- [Problem description]:
Check every line of the entries that follow, and copy the ones containing "WALI".

- [Exercise data]:
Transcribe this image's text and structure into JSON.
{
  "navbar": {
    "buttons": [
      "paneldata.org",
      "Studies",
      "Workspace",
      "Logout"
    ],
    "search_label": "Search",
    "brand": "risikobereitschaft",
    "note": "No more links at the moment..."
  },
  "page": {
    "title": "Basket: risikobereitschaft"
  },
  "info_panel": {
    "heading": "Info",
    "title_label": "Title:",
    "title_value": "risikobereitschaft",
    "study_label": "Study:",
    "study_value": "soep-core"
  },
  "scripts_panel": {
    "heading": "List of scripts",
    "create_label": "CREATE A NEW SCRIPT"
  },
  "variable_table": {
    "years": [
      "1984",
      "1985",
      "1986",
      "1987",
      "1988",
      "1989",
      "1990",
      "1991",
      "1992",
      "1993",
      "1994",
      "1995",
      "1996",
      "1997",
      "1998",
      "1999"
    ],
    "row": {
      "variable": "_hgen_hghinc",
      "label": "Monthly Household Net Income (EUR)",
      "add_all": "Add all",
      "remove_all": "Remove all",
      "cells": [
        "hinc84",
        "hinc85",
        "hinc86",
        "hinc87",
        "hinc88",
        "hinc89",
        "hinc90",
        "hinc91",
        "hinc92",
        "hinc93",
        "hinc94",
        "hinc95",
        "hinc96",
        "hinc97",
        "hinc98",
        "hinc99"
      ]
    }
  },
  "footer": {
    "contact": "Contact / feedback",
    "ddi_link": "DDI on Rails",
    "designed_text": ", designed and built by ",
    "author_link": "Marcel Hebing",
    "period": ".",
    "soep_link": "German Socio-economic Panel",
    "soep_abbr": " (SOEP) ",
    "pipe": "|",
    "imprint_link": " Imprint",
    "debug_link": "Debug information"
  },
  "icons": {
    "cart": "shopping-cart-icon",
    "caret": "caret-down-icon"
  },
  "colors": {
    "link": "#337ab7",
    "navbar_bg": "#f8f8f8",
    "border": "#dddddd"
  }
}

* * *

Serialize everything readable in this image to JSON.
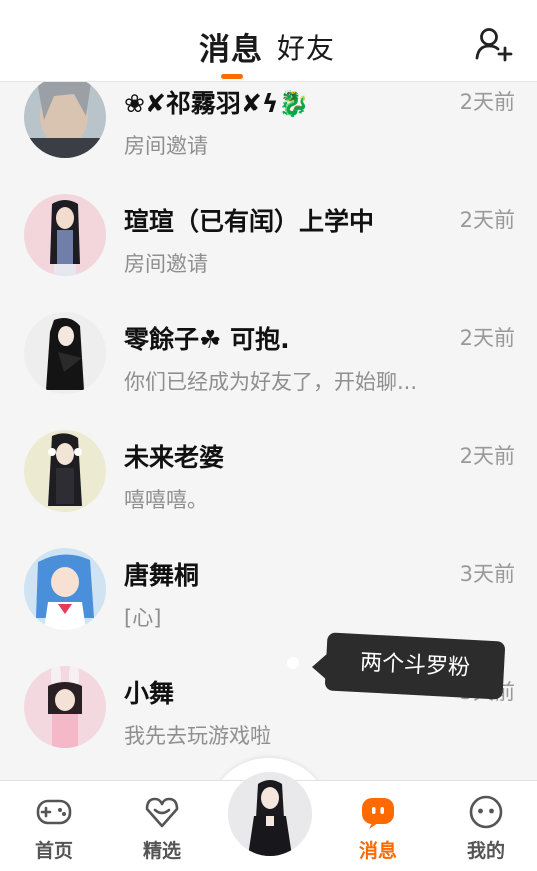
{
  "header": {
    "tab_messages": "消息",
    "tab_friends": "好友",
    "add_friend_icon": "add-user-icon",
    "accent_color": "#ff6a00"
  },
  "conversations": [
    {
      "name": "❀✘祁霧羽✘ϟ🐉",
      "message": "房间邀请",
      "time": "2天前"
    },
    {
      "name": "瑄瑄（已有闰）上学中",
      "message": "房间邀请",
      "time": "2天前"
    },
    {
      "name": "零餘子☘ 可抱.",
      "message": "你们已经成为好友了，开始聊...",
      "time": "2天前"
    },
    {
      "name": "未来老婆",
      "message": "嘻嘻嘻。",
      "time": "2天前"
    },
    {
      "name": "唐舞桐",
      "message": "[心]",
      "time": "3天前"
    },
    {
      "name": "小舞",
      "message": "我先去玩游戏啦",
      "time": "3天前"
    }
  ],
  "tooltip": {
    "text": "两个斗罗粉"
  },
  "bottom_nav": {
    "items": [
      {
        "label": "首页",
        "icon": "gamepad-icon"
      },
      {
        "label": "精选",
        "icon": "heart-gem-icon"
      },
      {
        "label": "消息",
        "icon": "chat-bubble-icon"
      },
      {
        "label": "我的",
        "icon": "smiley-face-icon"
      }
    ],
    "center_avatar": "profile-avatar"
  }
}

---

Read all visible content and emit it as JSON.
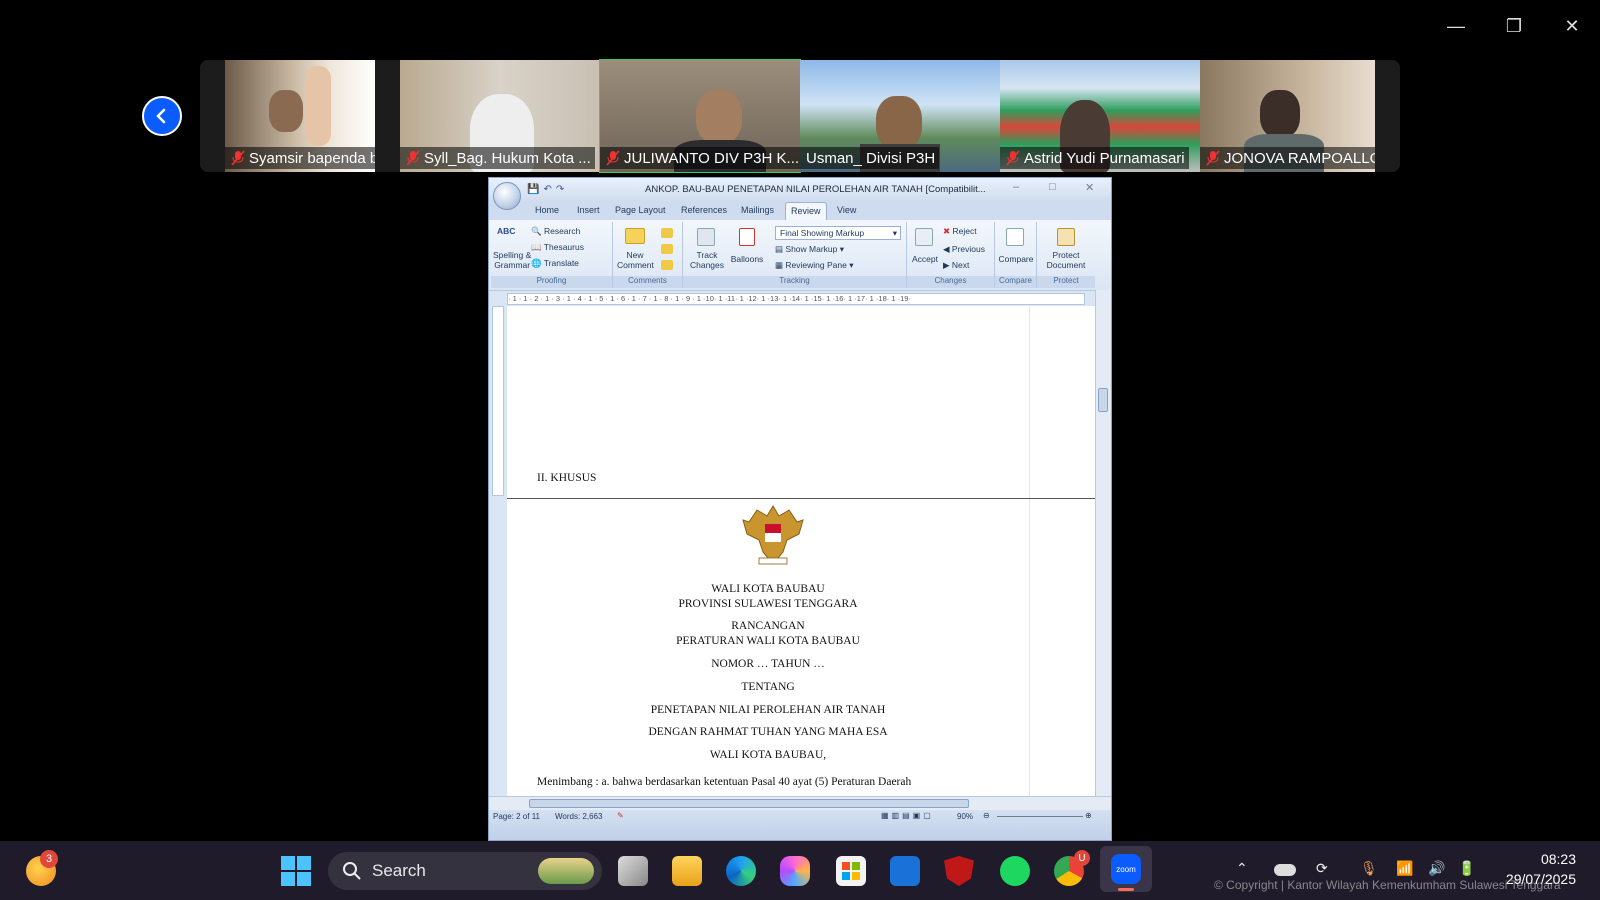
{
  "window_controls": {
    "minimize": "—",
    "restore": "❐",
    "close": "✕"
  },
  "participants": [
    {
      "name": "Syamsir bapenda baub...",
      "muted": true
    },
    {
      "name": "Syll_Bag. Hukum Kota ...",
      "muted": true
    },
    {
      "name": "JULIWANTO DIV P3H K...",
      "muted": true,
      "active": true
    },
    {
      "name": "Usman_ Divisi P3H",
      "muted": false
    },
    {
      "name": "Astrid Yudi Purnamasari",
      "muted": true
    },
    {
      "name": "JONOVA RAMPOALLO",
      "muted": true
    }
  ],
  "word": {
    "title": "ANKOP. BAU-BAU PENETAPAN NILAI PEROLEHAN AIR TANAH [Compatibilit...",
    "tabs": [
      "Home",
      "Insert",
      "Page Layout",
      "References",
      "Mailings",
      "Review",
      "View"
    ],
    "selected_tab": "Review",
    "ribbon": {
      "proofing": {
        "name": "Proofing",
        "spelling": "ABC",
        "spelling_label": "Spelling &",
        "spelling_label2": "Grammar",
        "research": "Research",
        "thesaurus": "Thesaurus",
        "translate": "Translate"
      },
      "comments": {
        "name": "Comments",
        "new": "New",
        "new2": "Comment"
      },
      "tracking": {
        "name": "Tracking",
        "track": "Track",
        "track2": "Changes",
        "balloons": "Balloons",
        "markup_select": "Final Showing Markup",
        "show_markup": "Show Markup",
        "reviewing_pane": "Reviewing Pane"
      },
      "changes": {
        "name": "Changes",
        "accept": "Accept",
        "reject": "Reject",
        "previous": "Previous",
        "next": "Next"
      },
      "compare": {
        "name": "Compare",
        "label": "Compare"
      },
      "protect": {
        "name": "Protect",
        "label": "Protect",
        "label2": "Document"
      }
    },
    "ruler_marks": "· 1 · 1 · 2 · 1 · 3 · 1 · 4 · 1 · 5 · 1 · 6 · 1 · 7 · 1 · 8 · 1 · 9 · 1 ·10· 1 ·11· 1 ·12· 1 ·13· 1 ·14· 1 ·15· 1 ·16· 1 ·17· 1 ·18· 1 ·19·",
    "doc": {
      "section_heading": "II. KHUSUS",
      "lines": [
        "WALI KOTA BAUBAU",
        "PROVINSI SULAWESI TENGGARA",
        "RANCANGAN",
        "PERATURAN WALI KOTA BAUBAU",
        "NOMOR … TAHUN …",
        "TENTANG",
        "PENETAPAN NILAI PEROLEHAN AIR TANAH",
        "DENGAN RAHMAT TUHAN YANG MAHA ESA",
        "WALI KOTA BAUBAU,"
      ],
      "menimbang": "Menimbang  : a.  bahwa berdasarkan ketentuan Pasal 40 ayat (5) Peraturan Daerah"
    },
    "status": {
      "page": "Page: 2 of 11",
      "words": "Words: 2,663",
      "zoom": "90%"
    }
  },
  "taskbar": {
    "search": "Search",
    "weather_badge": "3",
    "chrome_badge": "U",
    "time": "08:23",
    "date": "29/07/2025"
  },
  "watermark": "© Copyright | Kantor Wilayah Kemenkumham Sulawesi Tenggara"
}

- [Response to this exercise]:
        "WALI KOTA BAUBAU",
        "PERATURAN WALI KOTA BAUBAU",
        "WALI KOTA BAUBAU,"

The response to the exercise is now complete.